More than a million square miles of the deep sea’s floor have remained untouched for millennia. But that is changing rapidly. Industry and alternative energy solutions drive the rising demands for ocean minerals. Seabed mining also offers an attractive solution as deforestation criticisms rise and terrestrial supplies decline.
But seabed mining isn’t without its own set of risks. There is very little known about the ocean floor. When the search for ocean minerals broadens, there will be a disruption among exotic creatures and unusual habitats. It will impact coastal regions through ecosystem changes. How can a healthy balance be struck, one that will allow access these valuable ocean minerals without creating irreversible harm? This is the most pressing question as seabed mining activities escalate.
Seabed Mining Today and the Demand for Ocean Minerals
For decades, there has been a recognition of the presence of precious ocean minerals. But only in the last few years have deep sea activities markedly advanced. In part, this has resulted from advances in technology. Remote-operated vehicles, robotics, and communication technology are among the most notable advances facilitating these practices. But more so, there is a heightened demand for ocean minerals.
Alternative energy solutions have triggered a major source of demand for ocean chemical. For example, electric vehicles require batteries that utilize lithium. Hybrid cars require ample amounts of lead. Platinum, as well, is utilized by hydrogen-powered vehicles. As these and other alternative energy forms increase in use, land-based resources will naturally decline. And with complaints about the terrestrial ecosystem disruption that mining causes, industries will find seabed mining less cumbersome.
Ocean Minerals and Nations that Might Benefit from Seabed Mining
The attractive aspect of seabed mining involves the rich ocean mineral deposits present. Polymetallic nodules line the deep ocean floor that is as deep as 18,000 feet below sea level. These nodules contain a variety of ocean minerals, including manganese, iron, copper, cobalt, and nickel.
Likewise, hydrothermal vents also exist along the deep seabed allowing the sequestering of carbon and methane. This facilitates the formation of these polymetallic nodules in addition to providing unique habitats for ocean life.
Polymetallic nodules are naturally rich in ocean minerals. And the presence of several minerals in one nodule makes seabed mining highly efficient. Several countries have such resources near their coastlines.

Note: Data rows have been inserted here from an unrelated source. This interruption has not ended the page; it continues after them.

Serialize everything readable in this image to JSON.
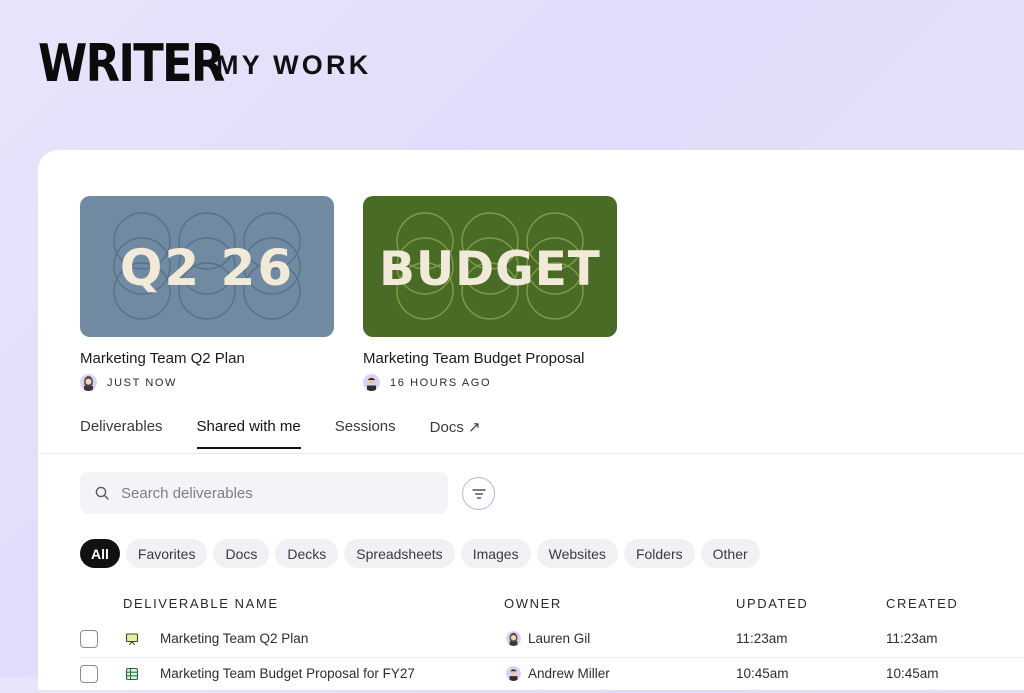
{
  "header": {
    "brand": "WRITER",
    "title": "MY WORK"
  },
  "recent": [
    {
      "thumb_text": "Q2 26",
      "title": "Marketing Team Q2 Plan",
      "meta": "JUST NOW",
      "color": "#6f8aa1"
    },
    {
      "thumb_text": "BUDGET",
      "title": "Marketing Team Budget Proposal",
      "meta": "16 HOURS AGO",
      "color": "#4a6b25"
    }
  ],
  "tabs": [
    {
      "label": "Deliverables"
    },
    {
      "label": "Shared with me",
      "active": true
    },
    {
      "label": "Sessions"
    },
    {
      "label": "Docs ↗"
    }
  ],
  "search": {
    "placeholder": "Search deliverables",
    "icon": "search-icon"
  },
  "filter": {
    "icon": "filter-icon"
  },
  "chips": [
    {
      "label": "All",
      "active": true
    },
    {
      "label": "Favorites"
    },
    {
      "label": "Docs"
    },
    {
      "label": "Decks"
    },
    {
      "label": "Spreadsheets"
    },
    {
      "label": "Images"
    },
    {
      "label": "Websites"
    },
    {
      "label": "Folders"
    },
    {
      "label": "Other"
    }
  ],
  "table": {
    "columns": [
      "DELIVERABLE NAME",
      "OWNER",
      "UPDATED",
      "CREATED"
    ],
    "rows": [
      {
        "name": "Marketing Team Q2 Plan",
        "owner": "Lauren Gil",
        "updated": "11:23am",
        "created": "11:23am",
        "icon": "presentation-icon"
      },
      {
        "name": "Marketing Team Budget Proposal for FY27",
        "owner": "Andrew Miller",
        "updated": "10:45am",
        "created": "10:45am",
        "icon": "spreadsheet-icon"
      }
    ]
  },
  "colors": {
    "accent": "#b9b0f2",
    "card_blue": "#6f8aa1",
    "card_green": "#4a6b25",
    "thumb_text": "#f1ead8"
  }
}
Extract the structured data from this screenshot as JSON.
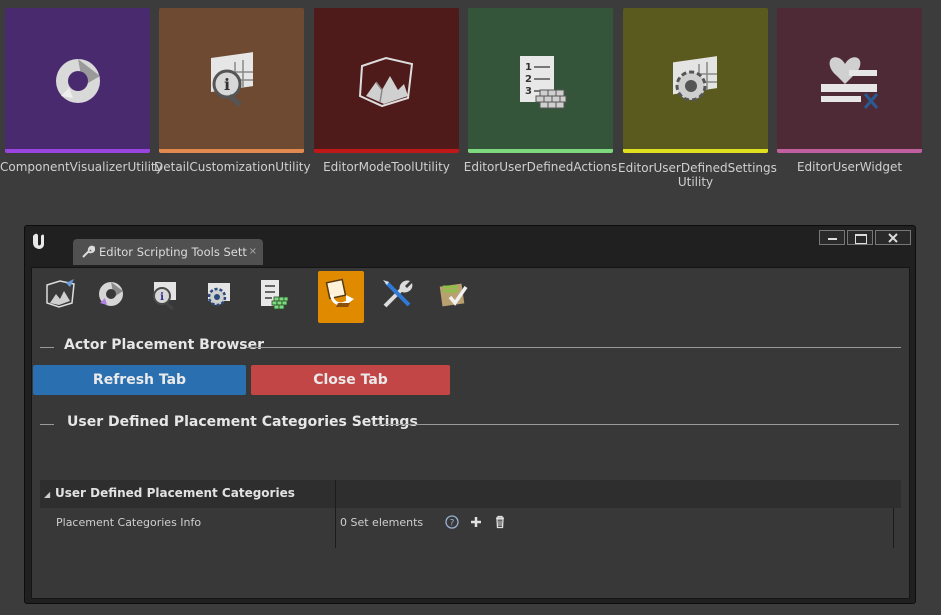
{
  "tiles": [
    {
      "label": "ComponentVisualizerUtility",
      "bg": "#4a2a6e",
      "stripe": "#9a44e0",
      "icon": "component-visualizer-icon"
    },
    {
      "label": "DetailCustomizationUtility",
      "bg": "#6e4a32",
      "stripe": "#e08a50",
      "icon": "detail-customization-icon"
    },
    {
      "label": "EditorModeToolUtility",
      "bg": "#4e1a1a",
      "stripe": "#c01818",
      "icon": "editor-mode-tool-icon"
    },
    {
      "label": "EditorUserDefinedActions",
      "bg": "#35553a",
      "stripe": "#7ed87e",
      "icon": "user-defined-actions-icon"
    },
    {
      "label_line1": "EditorUserDefinedSettings",
      "label_line2": "Utility",
      "bg": "#5a5a1e",
      "stripe": "#e0e020",
      "icon": "user-defined-settings-icon"
    },
    {
      "label": "EditorUserWidget",
      "bg": "#4e2a36",
      "stripe": "#c060a0",
      "icon": "user-widget-icon"
    }
  ],
  "window": {
    "tab_title": "Editor Scripting Tools Sett",
    "tab_close": "×",
    "toolbar": [
      {
        "icon": "editor-mode-tool-icon",
        "active": false
      },
      {
        "icon": "component-visualizer-icon",
        "active": false
      },
      {
        "icon": "detail-customization-icon",
        "active": false
      },
      {
        "icon": "user-defined-settings-icon",
        "active": false
      },
      {
        "icon": "user-defined-actions-icon",
        "active": false
      },
      {
        "icon": "actor-placement-icon",
        "active": true
      },
      {
        "icon": "tools-icon",
        "active": false
      },
      {
        "icon": "checklist-icon",
        "active": false
      }
    ],
    "section1_title": "Actor Placement Browser",
    "refresh_label": "Refresh Tab",
    "close_label": "Close Tab",
    "section2_title": "User Defined Placement Categories Settings",
    "category_label": "User Defined Placement Categories",
    "property_name": "Placement Categories Info",
    "property_value": "0 Set elements"
  }
}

Chile and Peru have copper and lithium ocean minerals. South Africa and Guinea enjoy an abundance of platinum, manganese, bauxite, and chromium. The waters off China and India have essentially all ocean minerals in demand.
But concerns over seabed mining are rising.
Environmental and Social Impact of Seabed Mining
Though demand for ocean minerals increases, many express concerns over the impact seabed mining will create. From an environmental perspective, the polymetallic nodules and deep ocean floor represent unique habitats. Free from vibration, light, noise, and water currents, seabed mining would disrupt these ecosystems. In addition, seabed mining creates sediment plumes that could have detrimental effects. And given the fact that these nodules grow only a few millimeters over millions of years, sustainability is a major issue.
Environmental effects of seabed mining are certain to occur, but their exact impact is unknown. However, the social impact for those living along coastal regions and beyond might be even greater. Disruption of ocean ecosystems and hydrothermal vents could affect climate change. As as result, it might also affect secondary coastal activities.
Proactive Pursuits in Seabed Mining Regulations and Practices
In 1982, the UN Convention on the Law of the Sea formed the International Seabed Authority. This entity oversees all activities regarding ocean minerals and seabed mining outside of nations’ coastal water jurisdictions. It is therefore their task to licence seabed mining activities for ocean minerals in open waters. To date, the International Seabed Authority has issued 29 such licenses with the majority off the coasts of Japan and Papua New Guinea. More and more are applying.
With the rise in seabed mining licensing, several organizations and projects are actively researching safer and more sustainable practices. For example, the EU launched the MIDAS project in 2013 to create a responsible framework for seabed mining practices. A sequential approach involving study, surveys, exploration, testing, appraisal, rehabilitation and long-term monitoring was devised.
Similarly, the Blue Mining Project is an international consortium of 19 enterprises and research organizations. It seeks to identify sustainable blue mining solutions. These collaborations hope to better guide the ISA and seabed mining companies in advancing responsible environmental and social practices.
Acquiring Ocean Minerals Sustainably and Responsibly
To say the waters surrounding seabed mining are still quite murky is perhaps an understatement. The problem is that we don’t know what we don’t know. Oceanographic researchers are hard at work to explore these ecosystems, but access is challenging. And knowing which seabed mining solutions are most protective of the environment and coastal regions is difficult. In looking ahead, collaborative projects will help guide best practices and regulations. But business solutions will also be needed as part of the advancing blue economy.
For more on Bold Business’ series on the Blue Economy, check out this story on creating a sustainable future.